Guérin looked him over again with a certain disdain, then questioned him as to how he came to have Proust’s furniture to sell, clearly suspicious of the means by which this fellow came into possession of such things. Werner told him that Dr. Proust had inherited Marcel’s furniture when his brother died. When the doctor died a few weeks ago, his wife had made the decision to vacate her apartment immediately. Their daughter, Suzy, removed the majority of furniture and other effects that once belonged to her uncle Marcel, but she left behind his desk and his bookcase.
So unlike Marcel, Robert was athletic, passionate about math, a reluctant reader, an exemplary son. Certainly the Proust family was beginning to understand Marcel’s inclinations, but as was true in all bourgeois households at the time, no one spoke of it. What one knew, one never discussed. All the same, one knew. In The Captive, Proust wrote: In certain untruthful families, a brother who has come to call without any apparent reason and makes some casual inquiry on the doorstep as he leaves, appearing scarcely to listen to the response, indicates to his brother that this inquiry was the sole object of his visit, for the brother is quite familiar with that air of detachment, those words uttered as though in parentheses and at the last moment, having himself had frequent recourse to use them himself.

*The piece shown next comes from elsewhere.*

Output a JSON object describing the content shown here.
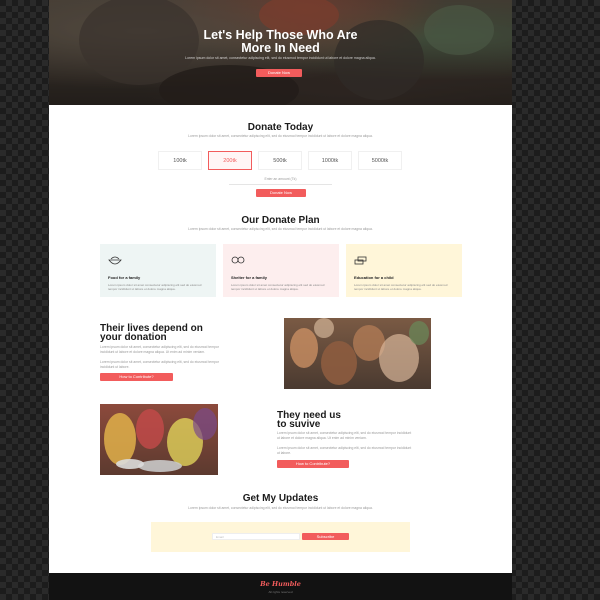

Tosi described the coat to me, with his wardrobe master’s all-seeing eye. ” he asked. The man recounted an astonishing tale. It had gotten very late. I bid my farewell to Piero Tosi, fascinated and intrigued by his stories about this mysterious, obsessive collector. Early the next morning I was awakened by a ringing telephone. It was Tosi, polite, discreet, to the point: “I found the calling card. ” JACQUES GUÉRIN. Chapter III At their first meeting in 1947, the writer Violette Leduc fell hopelessly in love with Jacques Guérin.